One of the film’s problems is that, with the exception of Gill and his brother, whose combative but loving relationship is amusingly depicted, the film’s characters remain mostly one-dimensional, reacting to the stock’s ups and downs with either joy or despair, and usually surprise. A lengthy montage featuring each of them staring at their respective screens and loudly uttering “Holy fuck!” typifies the approach, and despite the film’s fast pacing and rapid-fire editing it eventually wears thin.
Nonetheless, it’s a compelling story told in largely engaging fashion, anchored by Dano’s terrific turn as the eccentric, strong-willed Gill, who becomes an unlikely folk hero. Dumb Money (the title refers to the funds invested in the market by individual investors) should strike a chord with people fascinated by the financial world, which seems pretty much everyone these days. As no less an esteemed figure than Anthony Scaramucci puts it in one of the clips shown, this chain of events was “the French Revolution of finance,” and it’s fun watching the peasants win for a change.
Venue: Toronto International Film Festival (Gala Presentations)

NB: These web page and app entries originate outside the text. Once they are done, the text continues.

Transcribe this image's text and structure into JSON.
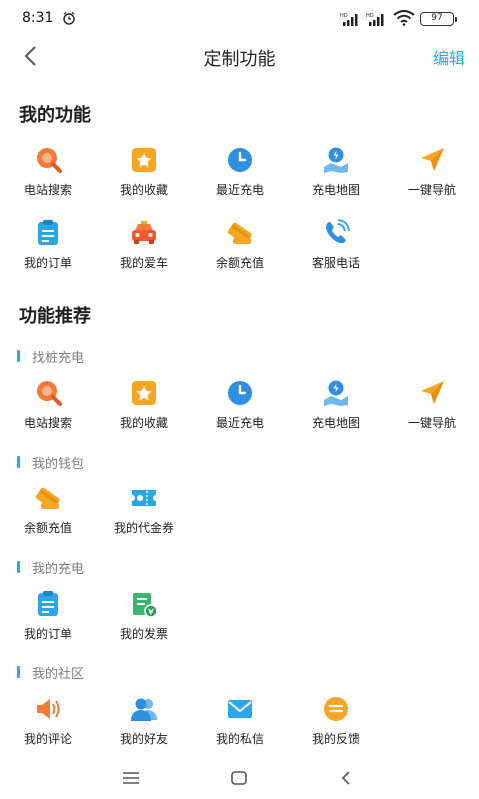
{
  "status_bar": {
    "time": "8:31",
    "battery": "97"
  },
  "header": {
    "title": "定制功能",
    "edit_label": "编辑"
  },
  "my_functions": {
    "title": "我的功能",
    "items": [
      {
        "label": "电站搜索",
        "icon": "station-search-icon"
      },
      {
        "label": "我的收藏",
        "icon": "favorites-icon"
      },
      {
        "label": "最近充电",
        "icon": "clock-icon"
      },
      {
        "label": "充电地图",
        "icon": "map-icon"
      },
      {
        "label": "一键导航",
        "icon": "navigation-icon"
      },
      {
        "label": "我的订单",
        "icon": "order-icon"
      },
      {
        "label": "我的爱车",
        "icon": "car-icon"
      },
      {
        "label": "余额充值",
        "icon": "recharge-icon"
      },
      {
        "label": "客服电话",
        "icon": "phone-icon"
      }
    ]
  },
  "recommend": {
    "title": "功能推荐",
    "groups": [
      {
        "title": "找桩充电",
        "items": [
          {
            "label": "电站搜索",
            "icon": "station-search-icon"
          },
          {
            "label": "我的收藏",
            "icon": "favorites-icon"
          },
          {
            "label": "最近充电",
            "icon": "clock-icon"
          },
          {
            "label": "充电地图",
            "icon": "map-icon"
          },
          {
            "label": "一键导航",
            "icon": "navigation-icon"
          }
        ]
      },
      {
        "title": "我的钱包",
        "items": [
          {
            "label": "余额充值",
            "icon": "recharge-icon"
          },
          {
            "label": "我的代金券",
            "icon": "voucher-icon"
          }
        ]
      },
      {
        "title": "我的充电",
        "items": [
          {
            "label": "我的订单",
            "icon": "order-icon"
          },
          {
            "label": "我的发票",
            "icon": "invoice-icon"
          }
        ]
      },
      {
        "title": "我的社区",
        "items": [
          {
            "label": "我的评论",
            "icon": "comment-icon"
          },
          {
            "label": "我的好友",
            "icon": "friends-icon"
          },
          {
            "label": "我的私信",
            "icon": "message-icon"
          },
          {
            "label": "我的反馈",
            "icon": "feedback-icon"
          }
        ]
      }
    ]
  },
  "colors": {
    "accent": "#2aa7e6",
    "orange": "#f47a3a",
    "yellow": "#f5a623",
    "blue": "#2f8fe0"
  }
}
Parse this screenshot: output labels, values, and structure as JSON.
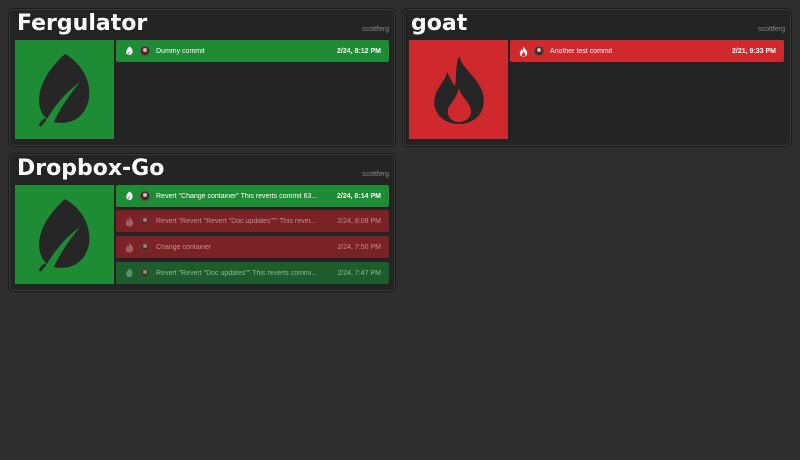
{
  "projects": [
    {
      "name": "Fergulator",
      "owner": "scottferg",
      "icon": "leaf-icon",
      "status_color": "#1e8c35",
      "commits": [
        {
          "message": "Dummy commit",
          "time": "2/24, 8:12 PM",
          "status": "success"
        }
      ]
    },
    {
      "name": "goat",
      "owner": "scottferg",
      "icon": "fire-icon",
      "status_color": "#d0292d",
      "commits": [
        {
          "message": "Another test commit",
          "time": "2/21, 9:33 PM",
          "status": "failure"
        }
      ]
    },
    {
      "name": "Dropbox-Go",
      "owner": "scottferg",
      "icon": "leaf-icon",
      "status_color": "#1e8c35",
      "commits": [
        {
          "message": "Revert \"Change container\" This reverts commit 63...",
          "time": "2/24, 8:14 PM",
          "status": "success"
        },
        {
          "message": "Revert \"Revert \"Revert \"Doc updates\"\"\" This rever...",
          "time": "2/24, 8:09 PM",
          "status": "failure"
        },
        {
          "message": "Change container",
          "time": "2/24, 7:50 PM",
          "status": "failure"
        },
        {
          "message": "Revert \"Revert \"Doc updates\"\" This reverts commi...",
          "time": "2/24, 7:47 PM",
          "status": "success"
        }
      ]
    }
  ],
  "colors": {
    "background": "#2e2e2e",
    "card": "#242424",
    "success": "#1e8c35",
    "failure": "#d0292d",
    "success_faded": "#1f5c2d",
    "failure_faded": "#7a2225"
  }
}
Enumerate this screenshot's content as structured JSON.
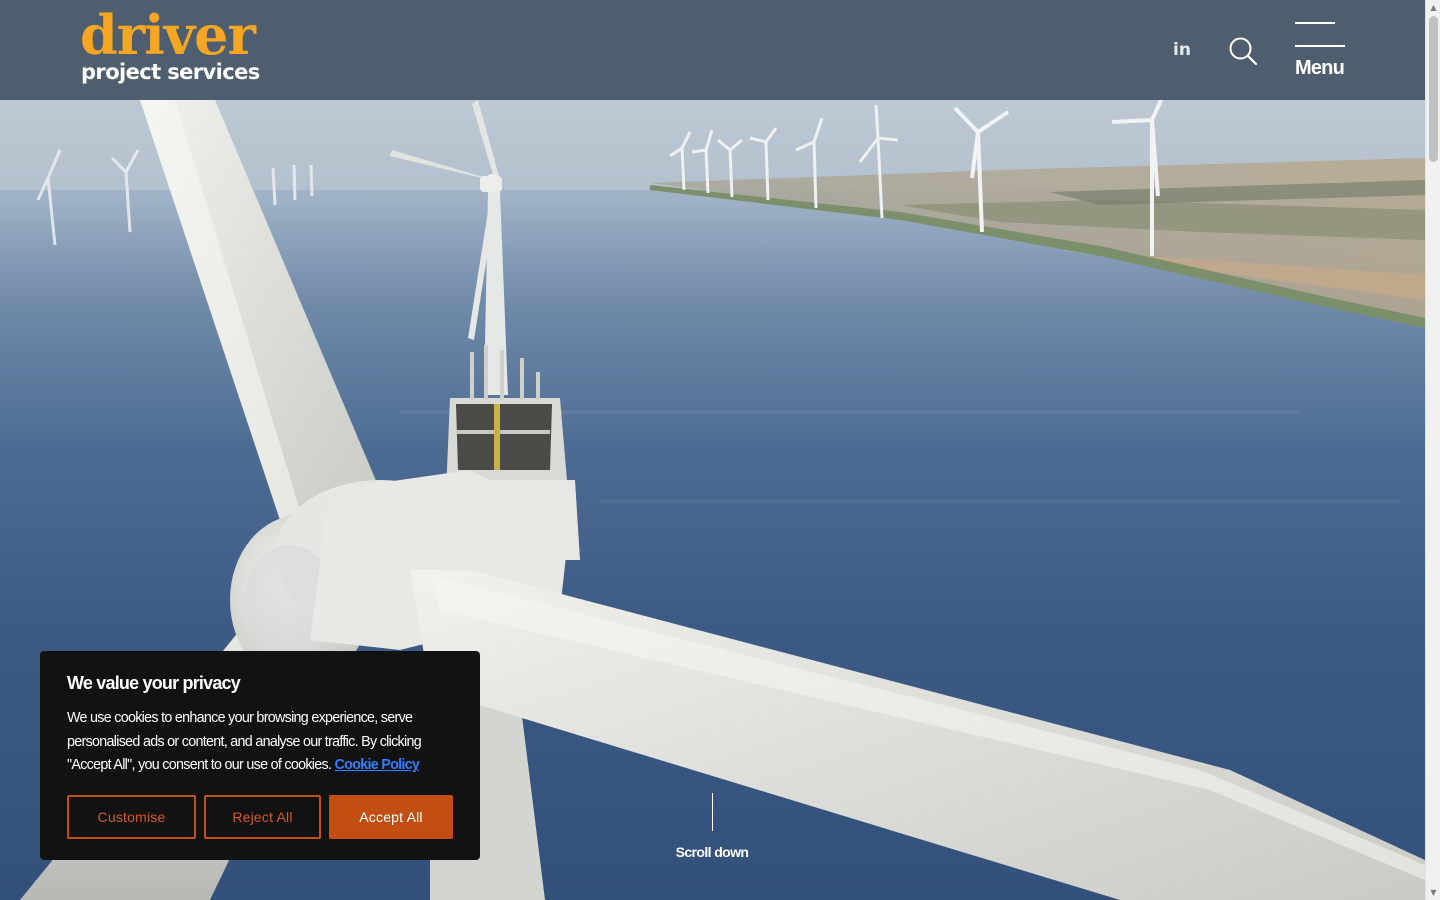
{
  "header": {
    "logo_main": "driver",
    "logo_sub": "project services",
    "linkedin_label": "in",
    "menu_label": "Menu"
  },
  "hero": {
    "scroll_label": "Scroll down"
  },
  "cookie_banner": {
    "title": "We value your privacy",
    "text": "We use cookies to enhance your browsing experience, serve personalised ads or content, and analyse our traffic. By clicking \"Accept All\", you consent to our use of cookies.",
    "link_label": "Cookie Policy",
    "buttons": {
      "customise": "Customise",
      "reject": "Reject All",
      "accept": "Accept All"
    }
  },
  "colors": {
    "brand_orange": "#f5a623",
    "accent_button": "#c24e12",
    "header_bg": "#4a5a6a",
    "link_blue": "#2f80ff"
  },
  "icons": {
    "linkedin": "linkedin-icon",
    "search": "search-icon",
    "menu": "hamburger-icon",
    "scroll": "scroll-line-icon"
  }
}
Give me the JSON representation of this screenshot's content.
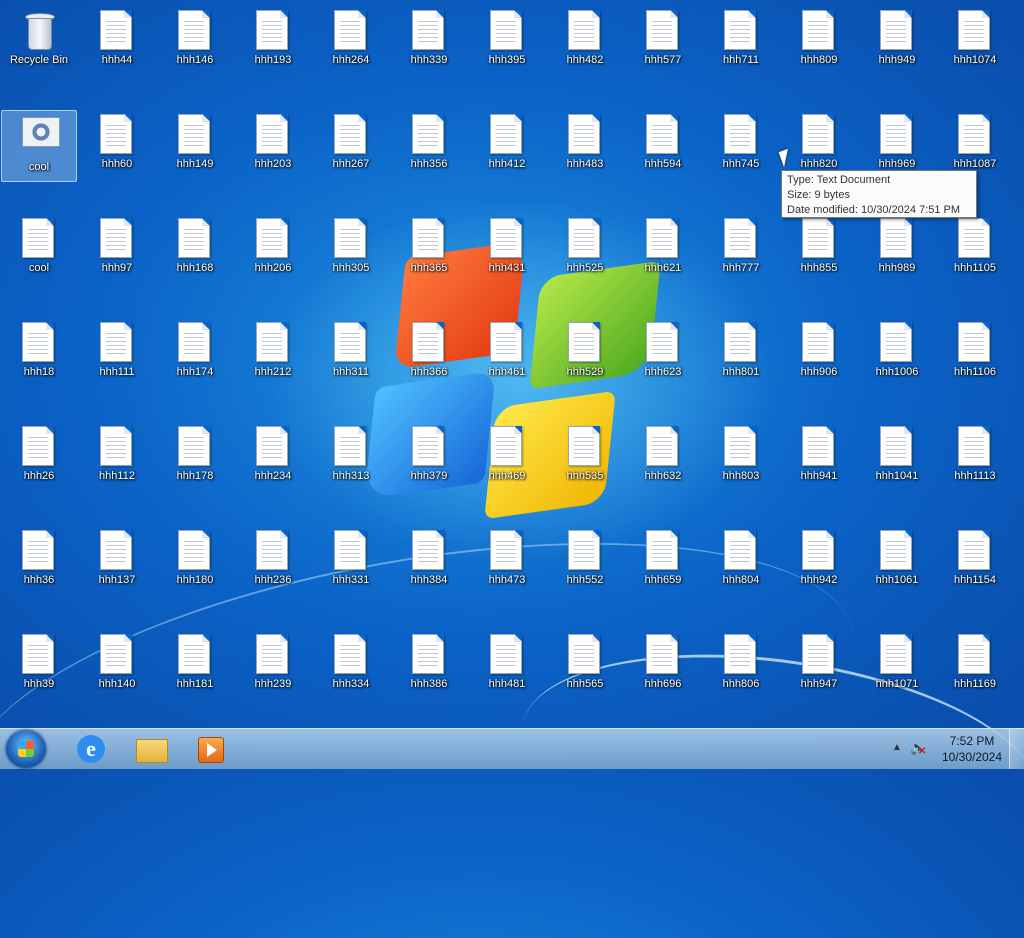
{
  "desktop": {
    "icons": [
      {
        "label": "Recycle Bin",
        "type": "bin"
      },
      {
        "label": "hhh44",
        "type": "txt"
      },
      {
        "label": "hhh146",
        "type": "txt"
      },
      {
        "label": "hhh193",
        "type": "txt"
      },
      {
        "label": "hhh264",
        "type": "txt"
      },
      {
        "label": "hhh339",
        "type": "txt"
      },
      {
        "label": "hhh395",
        "type": "txt"
      },
      {
        "label": "hhh482",
        "type": "txt"
      },
      {
        "label": "hhh577",
        "type": "txt"
      },
      {
        "label": "hhh711",
        "type": "txt"
      },
      {
        "label": "hhh809",
        "type": "txt"
      },
      {
        "label": "hhh949",
        "type": "txt"
      },
      {
        "label": "hhh1074",
        "type": "txt"
      },
      {
        "label": "cool",
        "type": "gear",
        "selected": true
      },
      {
        "label": "hhh60",
        "type": "txt"
      },
      {
        "label": "hhh149",
        "type": "txt"
      },
      {
        "label": "hhh203",
        "type": "txt"
      },
      {
        "label": "hhh267",
        "type": "txt"
      },
      {
        "label": "hhh356",
        "type": "txt"
      },
      {
        "label": "hhh412",
        "type": "txt"
      },
      {
        "label": "hhh483",
        "type": "txt"
      },
      {
        "label": "hhh594",
        "type": "txt"
      },
      {
        "label": "hhh745",
        "type": "txt"
      },
      {
        "label": "hhh820",
        "type": "txt"
      },
      {
        "label": "hhh969",
        "type": "txt"
      },
      {
        "label": "hhh1087",
        "type": "txt"
      },
      {
        "label": "cool",
        "type": "txt"
      },
      {
        "label": "hhh97",
        "type": "txt"
      },
      {
        "label": "hhh168",
        "type": "txt"
      },
      {
        "label": "hhh206",
        "type": "txt"
      },
      {
        "label": "hhh305",
        "type": "txt"
      },
      {
        "label": "hhh365",
        "type": "txt"
      },
      {
        "label": "hhh431",
        "type": "txt"
      },
      {
        "label": "hhh525",
        "type": "txt"
      },
      {
        "label": "hhh621",
        "type": "txt"
      },
      {
        "label": "hhh777",
        "type": "txt"
      },
      {
        "label": "hhh855",
        "type": "txt"
      },
      {
        "label": "hhh989",
        "type": "txt"
      },
      {
        "label": "hhh1105",
        "type": "txt"
      },
      {
        "label": "hhh18",
        "type": "txt"
      },
      {
        "label": "hhh111",
        "type": "txt"
      },
      {
        "label": "hhh174",
        "type": "txt"
      },
      {
        "label": "hhh212",
        "type": "txt"
      },
      {
        "label": "hhh311",
        "type": "txt"
      },
      {
        "label": "hhh366",
        "type": "txt"
      },
      {
        "label": "hhh461",
        "type": "txt"
      },
      {
        "label": "hhh529",
        "type": "txt"
      },
      {
        "label": "hhh623",
        "type": "txt"
      },
      {
        "label": "hhh801",
        "type": "txt"
      },
      {
        "label": "hhh906",
        "type": "txt"
      },
      {
        "label": "hhh1006",
        "type": "txt"
      },
      {
        "label": "hhh1106",
        "type": "txt"
      },
      {
        "label": "hhh26",
        "type": "txt"
      },
      {
        "label": "hhh112",
        "type": "txt"
      },
      {
        "label": "hhh178",
        "type": "txt"
      },
      {
        "label": "hhh234",
        "type": "txt"
      },
      {
        "label": "hhh313",
        "type": "txt"
      },
      {
        "label": "hhh379",
        "type": "txt"
      },
      {
        "label": "hhh469",
        "type": "txt"
      },
      {
        "label": "hhh535",
        "type": "txt"
      },
      {
        "label": "hhh632",
        "type": "txt"
      },
      {
        "label": "hhh803",
        "type": "txt"
      },
      {
        "label": "hhh941",
        "type": "txt"
      },
      {
        "label": "hhh1041",
        "type": "txt"
      },
      {
        "label": "hhh1113",
        "type": "txt"
      },
      {
        "label": "hhh36",
        "type": "txt"
      },
      {
        "label": "hhh137",
        "type": "txt"
      },
      {
        "label": "hhh180",
        "type": "txt"
      },
      {
        "label": "hhh236",
        "type": "txt"
      },
      {
        "label": "hhh331",
        "type": "txt"
      },
      {
        "label": "hhh384",
        "type": "txt"
      },
      {
        "label": "hhh473",
        "type": "txt"
      },
      {
        "label": "hhh552",
        "type": "txt"
      },
      {
        "label": "hhh659",
        "type": "txt"
      },
      {
        "label": "hhh804",
        "type": "txt"
      },
      {
        "label": "hhh942",
        "type": "txt"
      },
      {
        "label": "hhh1061",
        "type": "txt"
      },
      {
        "label": "hhh1154",
        "type": "txt"
      },
      {
        "label": "hhh39",
        "type": "txt"
      },
      {
        "label": "hhh140",
        "type": "txt"
      },
      {
        "label": "hhh181",
        "type": "txt"
      },
      {
        "label": "hhh239",
        "type": "txt"
      },
      {
        "label": "hhh334",
        "type": "txt"
      },
      {
        "label": "hhh386",
        "type": "txt"
      },
      {
        "label": "hhh481",
        "type": "txt"
      },
      {
        "label": "hhh565",
        "type": "txt"
      },
      {
        "label": "hhh696",
        "type": "txt"
      },
      {
        "label": "hhh806",
        "type": "txt"
      },
      {
        "label": "hhh947",
        "type": "txt"
      },
      {
        "label": "hhh1071",
        "type": "txt"
      },
      {
        "label": "hhh1169",
        "type": "txt"
      }
    ]
  },
  "tooltip": {
    "type": "Type: Text Document",
    "size": "Size: 9 bytes",
    "modified": "Date modified: 10/30/2024 7:51 PM"
  },
  "taskbar": {
    "pinned": [
      {
        "name": "internet-explorer",
        "icon": "ie-icon"
      },
      {
        "name": "windows-explorer",
        "icon": "folder-icon"
      },
      {
        "name": "media-player",
        "icon": "media-player-icon"
      }
    ],
    "clock": {
      "time": "7:52 PM",
      "date": "10/30/2024"
    },
    "tray": {
      "show_hidden": "▲",
      "volume": "muted"
    }
  }
}
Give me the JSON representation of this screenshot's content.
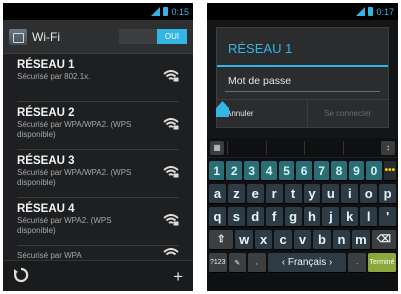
{
  "left": {
    "status": {
      "time": "0:15"
    },
    "header": {
      "title": "Wi-Fi",
      "toggle_label": "OUI"
    },
    "networks": [
      {
        "name": "RÉSEAU 1",
        "security": "Sécurisé par 802.1x."
      },
      {
        "name": "RÉSEAU 2",
        "security": "Sécurisé par WPA/WPA2. (WPS disponible)"
      },
      {
        "name": "RÉSEAU 3",
        "security": "Sécurisé par WPA/WPA2. (WPS disponible)"
      },
      {
        "name": "RÉSEAU 4",
        "security": "Sécurisé par WPA2. (WPS disponible)"
      },
      {
        "name": "",
        "security": "Sécurisé par WPA"
      }
    ],
    "bottom": {
      "add_label": "+"
    }
  },
  "right": {
    "status": {
      "time": "0:17"
    },
    "dialog": {
      "title": "RÉSEAU 1",
      "password_label": "Mot de passe",
      "cancel_label": "Annuler",
      "connect_label": "Se connecter"
    },
    "keyboard": {
      "numbers": [
        "1",
        "2",
        "3",
        "4",
        "5",
        "6",
        "7",
        "8",
        "9",
        "0"
      ],
      "more_label": "•••",
      "row1": [
        "a",
        "z",
        "e",
        "r",
        "t",
        "y",
        "u",
        "i",
        "o",
        "p"
      ],
      "row2": [
        "q",
        "s",
        "d",
        "f",
        "g",
        "h",
        "j",
        "k",
        "l",
        "'"
      ],
      "row3": [
        "w",
        "x",
        "c",
        "v",
        "b",
        "n",
        "m"
      ],
      "sym_label": "?123",
      "space_label": "‹ Français ›",
      "done_label": "Terminé"
    }
  },
  "colors": {
    "accent": "#33b5e5",
    "number_key": "#2a6d75",
    "done_key": "#8ba83a"
  }
}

Production: Stage 6 Films, Black Bear, Ryder Picture Company, Winklevoss Pictures
Distributor: Columbia Pictures
Cast: Paul Dano, Pete Davidson, Vincent D’Onofrio, America Ferrera, Nick Offerman, Anthony Ramos, Sebastian Stan, Shailene Woodley, Seth Rogen
Director: Craig Gillespie
Screenwriters: Lauren Schuker Blum, Rebecca Angelo
Producers: Aaron Ryder, Teddy Schwarzman, Craig Gillespie
Executive producers: Michael Heimler, John Friedberg, Johnny Holland, Ben Mezrich, Lauren Schuker Blum, Andrew Swett, Rebecca Angelo, Kevin Ulrich, Cameron Winklevoss, Tyler Winkevoss
Director of photography: Nicolas Karakatsanis
Production designer: Scott Kuzio
Editor: Kirk Baxter
Composer: Will Bates
Costume designer: Kameron Lennox
Casting: Mary Vernieu, Bret Howe
1 hour 44 minutes